The MLA's newest report, released this month, highlights a drastic fallout in foreign language studies: roughly 100,000 fewer students took language classes in 2013 than did in 2009, the last time the association surveyed students. Even enrollment in Spanish language classes, which have been climbing for decades and account for more than half of all enrollments, fell off over the period—by roughly 70,000 students—marking the first time that's happened since at least 1958, when the MLA started tracking enrollment.
The drop off is a pretty discouraging sign (for those who cherish foreign languages, anyway) considering that over the same period the number of students enrolled in college rose by well over 150,000. The rate at which students in the United States are opting to study foreign languages fell from 8.7 per 100 students to 8.1, the largest drop since 1995. The rate was 9.1 for every 100 students in 2006. The trend is pronounced, though perhaps not quite stark enough to draw any firm conclusions about the future.
What's going on? A few things.
Firstly, and perhaps most importantly, it seems that a prioritization of more practical, or at least immediately useful, courses among students is hurting language course enrollments. It's likely of little coincidence that the recent drop in rate at which college kids are studying foreign languages comes on the heels of the financial recession. Neither is it a coincidence that business management is currently the most popular subject major across the country.
But the drop in language enrollment also appears to be the result of a general uptick in course offerings.

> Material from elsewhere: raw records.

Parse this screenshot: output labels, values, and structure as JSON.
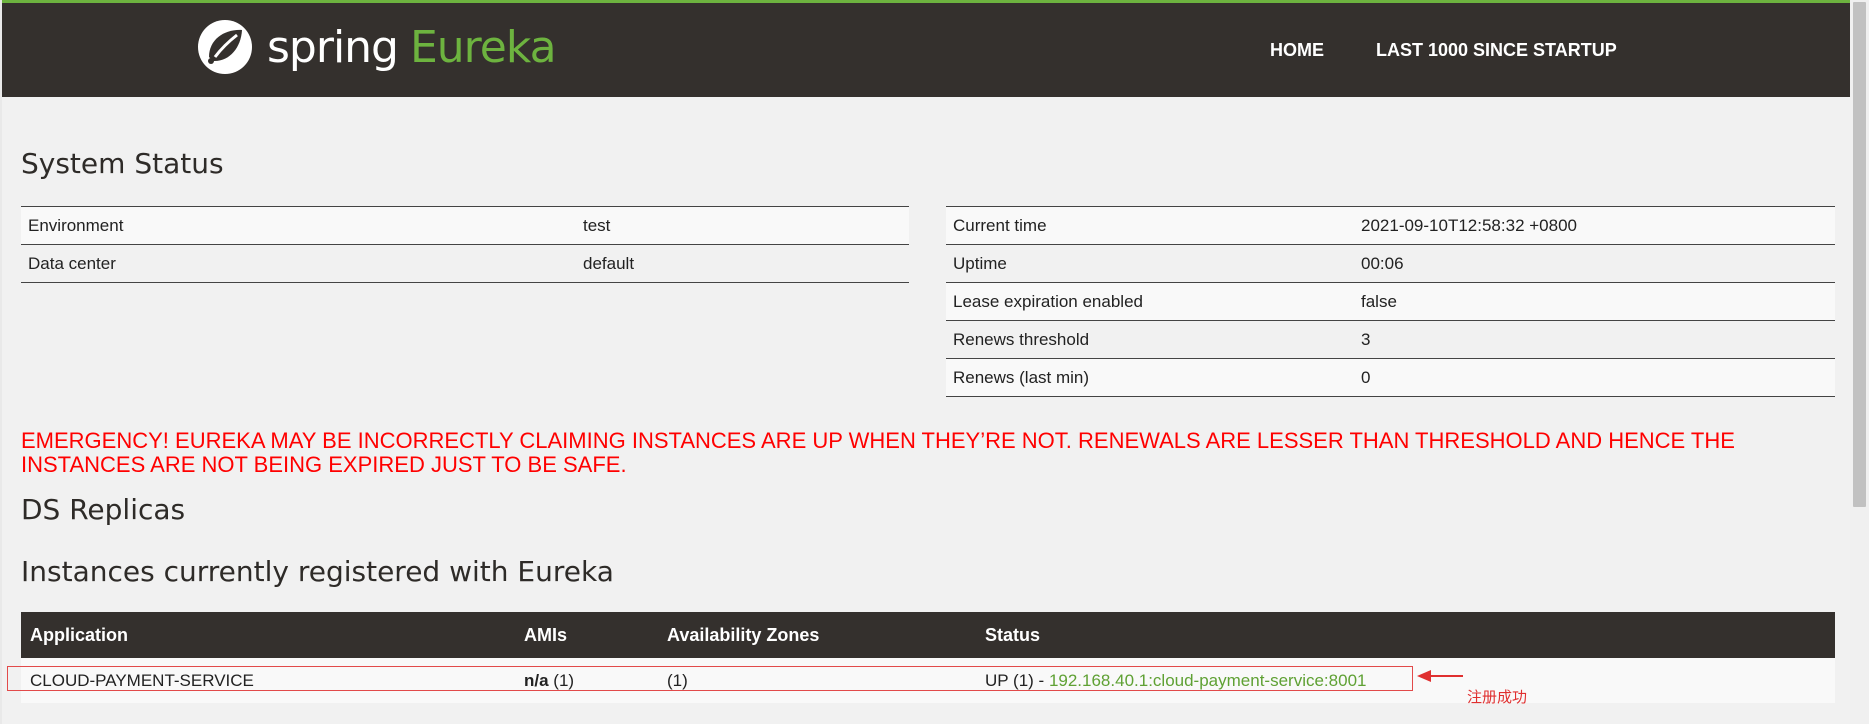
{
  "brand": {
    "spring": "spring",
    "eureka": "Eureka"
  },
  "nav": [
    "HOME",
    "LAST 1000 SINCE STARTUP"
  ],
  "system_status": {
    "title": "System Status",
    "left": [
      {
        "label": "Environment",
        "value": "test"
      },
      {
        "label": "Data center",
        "value": "default"
      }
    ],
    "right": [
      {
        "label": "Current time",
        "value": "2021-09-10T12:58:32 +0800"
      },
      {
        "label": "Uptime",
        "value": "00:06"
      },
      {
        "label": "Lease expiration enabled",
        "value": "false"
      },
      {
        "label": "Renews threshold",
        "value": "3"
      },
      {
        "label": "Renews (last min)",
        "value": "0"
      }
    ]
  },
  "emergency": "EMERGENCY! EUREKA MAY BE INCORRECTLY CLAIMING INSTANCES ARE UP WHEN THEY’RE NOT. RENEWALS ARE LESSER THAN THRESHOLD AND HENCE THE INSTANCES ARE NOT BEING EXPIRED JUST TO BE SAFE.",
  "ds_replicas": {
    "title": "DS Replicas"
  },
  "instances": {
    "title": "Instances currently registered with Eureka",
    "headers": [
      "Application",
      "AMIs",
      "Availability Zones",
      "Status"
    ],
    "rows": [
      {
        "application": "CLOUD-PAYMENT-SERVICE",
        "amis_bold": "n/a",
        "amis_count": "(1)",
        "zones": "(1)",
        "status_prefix": "UP (1) -",
        "status_link": "192.168.40.1:cloud-payment-service:8001"
      }
    ]
  },
  "annotation": {
    "text": "注册成功",
    "color": "#e03030"
  },
  "colors": {
    "accent": "#6db33f",
    "nav_bg": "#34302d",
    "emergency": "#ff0000"
  }
}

"While we have tremendous growth in enrollments over the decades, we also observe that students are enrolling in many other areas in addition to languages," said Rosemary Feal, executive director of the MLA. "Many colleges and universities are experiencing financial pressures and have, as a result, narrowed their curricular offerings."
Enrollment in language classes was much more common in the 1960s, because majors in several research areas, including technology, digital arts, and software didn't exist. Students, Feal explained, simply have far more options today than they did in the past, and the presence of those options has diluted the frequency with which students choose to study a language in college.
It's also possible that more college students are foregoing language studies in college because elementary and secondary schools are increasingly offering a wider variety of languages. Spanish, Feal said, is no longer the only language these schools are teaching.
No matter the cause, the national downturn in college-level foreign language courses appears to be affecting some languages more than others. German, French, and Russian, for instance, have all taken big hits over the past 20-plus years. The number of institutions teaching each fell by 21 percent, 13 percent, and 30 percent, respectively, between 1990 and 2013. All three account for a smallest percentage of total language enrollments that they have since MLA started tracking the data.
Chinese, Arabic, Korean, and American Sign Language, meanwhile, have seen just the opposite happen. The number of institutions teaching each language has grown by 110 percent, 330 percent, 208 percent, and more than 3,100 percent, respectively. And all four account for a larger percentage of total language enrollments than ever before.